He then went to America, as I said, and became an important heart surgeon. He returned to Jordan during the Six Day War where he founded a fedayeen organization and fought against Habash. He joined Fatah and with Fatah he was given the Israel desk. His idea was, like everyone else, to persuade the Arab states to propose to the Misrahi Jews that they should go 'home'.  To persuade Libya, to persuade Morocco, to persuade Iraq, etc. He devoted himself to this and he visited Morocco where he apparently became friendly with the King of Morocco who arranged a meeting for him with leaders of the Jewish community in Morocco. And he came to the meeting.

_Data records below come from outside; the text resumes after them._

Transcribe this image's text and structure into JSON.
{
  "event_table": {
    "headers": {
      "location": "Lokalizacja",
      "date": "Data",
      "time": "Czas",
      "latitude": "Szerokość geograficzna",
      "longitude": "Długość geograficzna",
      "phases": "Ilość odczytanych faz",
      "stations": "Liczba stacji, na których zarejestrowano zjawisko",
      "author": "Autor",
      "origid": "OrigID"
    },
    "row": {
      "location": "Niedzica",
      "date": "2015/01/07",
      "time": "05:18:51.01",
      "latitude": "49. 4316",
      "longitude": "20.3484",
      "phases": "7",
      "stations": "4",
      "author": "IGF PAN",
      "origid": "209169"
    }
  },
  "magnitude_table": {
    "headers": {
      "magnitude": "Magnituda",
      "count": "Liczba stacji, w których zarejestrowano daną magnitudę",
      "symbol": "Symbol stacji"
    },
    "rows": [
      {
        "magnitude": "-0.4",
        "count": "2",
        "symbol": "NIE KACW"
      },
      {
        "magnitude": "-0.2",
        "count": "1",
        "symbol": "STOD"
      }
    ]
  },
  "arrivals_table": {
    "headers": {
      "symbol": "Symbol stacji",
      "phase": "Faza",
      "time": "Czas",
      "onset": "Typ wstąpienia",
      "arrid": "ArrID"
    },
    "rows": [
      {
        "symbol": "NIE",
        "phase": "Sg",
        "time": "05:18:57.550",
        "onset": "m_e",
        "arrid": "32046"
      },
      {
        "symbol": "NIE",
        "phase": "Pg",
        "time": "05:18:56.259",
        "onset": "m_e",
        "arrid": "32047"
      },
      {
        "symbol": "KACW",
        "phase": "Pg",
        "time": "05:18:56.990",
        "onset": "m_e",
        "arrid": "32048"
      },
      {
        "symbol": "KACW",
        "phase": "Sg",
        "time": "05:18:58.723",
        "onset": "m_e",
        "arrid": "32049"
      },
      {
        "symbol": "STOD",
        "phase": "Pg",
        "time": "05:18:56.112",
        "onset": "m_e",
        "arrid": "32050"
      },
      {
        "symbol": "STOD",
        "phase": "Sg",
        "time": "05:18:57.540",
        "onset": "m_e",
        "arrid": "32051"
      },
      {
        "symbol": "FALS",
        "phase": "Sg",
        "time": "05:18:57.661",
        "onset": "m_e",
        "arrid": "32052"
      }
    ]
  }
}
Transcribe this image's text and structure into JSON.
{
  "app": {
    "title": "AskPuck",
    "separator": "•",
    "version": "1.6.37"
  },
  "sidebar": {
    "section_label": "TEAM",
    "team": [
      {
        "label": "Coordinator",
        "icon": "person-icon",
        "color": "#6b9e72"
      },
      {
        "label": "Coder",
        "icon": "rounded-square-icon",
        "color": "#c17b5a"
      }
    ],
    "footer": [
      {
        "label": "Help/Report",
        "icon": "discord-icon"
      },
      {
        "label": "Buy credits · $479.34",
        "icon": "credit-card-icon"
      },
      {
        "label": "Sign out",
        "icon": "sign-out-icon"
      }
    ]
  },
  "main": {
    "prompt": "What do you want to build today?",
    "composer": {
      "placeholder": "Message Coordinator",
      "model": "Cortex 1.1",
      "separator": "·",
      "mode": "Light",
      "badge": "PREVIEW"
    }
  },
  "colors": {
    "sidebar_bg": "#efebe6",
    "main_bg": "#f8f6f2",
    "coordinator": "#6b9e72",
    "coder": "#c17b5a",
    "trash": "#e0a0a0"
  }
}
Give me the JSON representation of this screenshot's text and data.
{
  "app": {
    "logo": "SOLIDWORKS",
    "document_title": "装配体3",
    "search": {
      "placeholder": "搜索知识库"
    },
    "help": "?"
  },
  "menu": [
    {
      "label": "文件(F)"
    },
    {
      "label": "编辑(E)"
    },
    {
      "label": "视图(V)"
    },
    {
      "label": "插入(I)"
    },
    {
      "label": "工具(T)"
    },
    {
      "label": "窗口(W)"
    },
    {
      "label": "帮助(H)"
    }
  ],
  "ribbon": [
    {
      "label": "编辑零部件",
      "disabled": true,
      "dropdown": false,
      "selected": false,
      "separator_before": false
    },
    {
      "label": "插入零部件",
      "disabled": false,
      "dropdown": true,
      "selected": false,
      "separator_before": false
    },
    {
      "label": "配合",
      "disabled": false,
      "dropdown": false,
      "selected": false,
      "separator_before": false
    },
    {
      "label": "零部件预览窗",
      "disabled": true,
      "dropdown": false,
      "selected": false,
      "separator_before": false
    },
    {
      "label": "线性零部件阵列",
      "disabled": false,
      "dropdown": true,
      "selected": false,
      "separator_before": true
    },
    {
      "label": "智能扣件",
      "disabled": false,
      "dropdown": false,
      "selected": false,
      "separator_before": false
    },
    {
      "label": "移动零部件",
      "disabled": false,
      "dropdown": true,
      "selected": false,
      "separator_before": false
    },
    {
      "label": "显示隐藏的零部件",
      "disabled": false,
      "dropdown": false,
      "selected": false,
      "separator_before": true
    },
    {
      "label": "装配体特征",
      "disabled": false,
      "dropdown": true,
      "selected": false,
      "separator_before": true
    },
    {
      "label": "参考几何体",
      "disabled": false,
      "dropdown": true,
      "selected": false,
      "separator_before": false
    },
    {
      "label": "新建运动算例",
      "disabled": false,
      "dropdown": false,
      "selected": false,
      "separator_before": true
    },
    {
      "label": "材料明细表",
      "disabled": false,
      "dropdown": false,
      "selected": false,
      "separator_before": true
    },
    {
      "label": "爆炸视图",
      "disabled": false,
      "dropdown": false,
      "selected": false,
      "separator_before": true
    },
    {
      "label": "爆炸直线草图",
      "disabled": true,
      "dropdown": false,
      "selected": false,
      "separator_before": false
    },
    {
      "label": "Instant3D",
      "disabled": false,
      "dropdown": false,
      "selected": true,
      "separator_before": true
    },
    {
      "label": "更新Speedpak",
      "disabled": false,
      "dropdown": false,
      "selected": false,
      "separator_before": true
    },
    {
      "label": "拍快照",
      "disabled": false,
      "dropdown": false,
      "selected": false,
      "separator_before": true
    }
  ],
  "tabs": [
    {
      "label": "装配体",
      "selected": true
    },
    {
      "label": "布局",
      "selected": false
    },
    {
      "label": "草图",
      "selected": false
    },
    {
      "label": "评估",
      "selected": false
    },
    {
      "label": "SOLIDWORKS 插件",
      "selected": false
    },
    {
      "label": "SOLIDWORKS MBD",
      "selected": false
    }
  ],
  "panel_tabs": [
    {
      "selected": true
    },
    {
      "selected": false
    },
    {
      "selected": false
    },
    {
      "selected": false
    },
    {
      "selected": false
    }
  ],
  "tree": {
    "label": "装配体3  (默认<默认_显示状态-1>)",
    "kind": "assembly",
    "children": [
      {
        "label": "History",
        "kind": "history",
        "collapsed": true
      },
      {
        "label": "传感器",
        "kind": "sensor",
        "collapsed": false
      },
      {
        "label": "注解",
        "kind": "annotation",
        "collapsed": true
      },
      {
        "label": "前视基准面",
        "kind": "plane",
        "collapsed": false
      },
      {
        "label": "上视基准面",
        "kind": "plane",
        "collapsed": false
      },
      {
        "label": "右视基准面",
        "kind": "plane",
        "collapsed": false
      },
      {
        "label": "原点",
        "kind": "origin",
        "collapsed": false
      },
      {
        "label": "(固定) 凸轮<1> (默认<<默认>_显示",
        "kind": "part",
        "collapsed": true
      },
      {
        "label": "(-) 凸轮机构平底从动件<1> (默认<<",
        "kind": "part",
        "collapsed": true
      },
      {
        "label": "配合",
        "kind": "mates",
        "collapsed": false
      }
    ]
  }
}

The Jews agreed to meet with him because the King had requested that, and you did not say no to the King. So he had a meeting with the Jews and during this meeting he became absolutely convinced that there was no chance that the Jews would leave Israel and return to Morocco or anywhere else. Then he underwent a complete change and from that moment he became a supporter of the so-called 'two-state solution', especially an advocate of the idea that they had to make peace with Israel. And because he had an American style of logic he followed this conclusion to the end: 'If our interest is to make peace with Israel − if there is no other way to fulfil the aspirations of the Palestinian people except through peace with Israel − let us try to concentrate on this, without deviating either to the right or to the left. This is the goal and this is what we are going for'.

Uri Avnery (1923-2018) was an Israeli writer, journalist and founder of the Gush Shalom peace movement. As a teenager, he joined the Zionist paramilitary group, Irgun. Later, Avnery was elected to the Knesset from 1965 to 1974 and from 1979 to 1981. He was also the editor-in-chief of the weekly news magazine, 'HaOlam HaZeh' from 1950 until it closed in 1993. He famously crossed the lines during the Siege of Beirut to meet Yasser Arafat on 3 July 1982, the first time the Palestinian leader ever met with an Israeli. Avnery was the author of several books about the Israeli-Palestinian conflict, including '1948: A Soldier's Tale, the Bloody Road to Jerusalem' (2008); 'Israel's Vicious Circle' (2008); and 'My Friend, the Enemy' (1986).

Listeners: Anat Saragusti

Anat Saragusti is a film-maker, book editor and a freelance journalist and writer. She was a senior staff member at the weekly news magazine Ha'olam Hazeh, where she was prominent in covering major events in Israel. Uri Avnery was the publisher and chief editor of the Magazine, and Saragusti worked closely with him for over a decade. With the closing of Ha'olam Hazeh in 1993, Anat Saragusti joined the group that established TV Channel 2 News Company and was appointed as its reporter in Gaza. She later became the chief editor of the evening news bulletin. Concurrently, she studied law and gained a Master's degree from Tel Aviv University.

Tags: Morocco, Issam Sartawi

Duration: 2 minutes, 33 seconds

Date story recorded: October 2015

Date story went live: 26 June 2017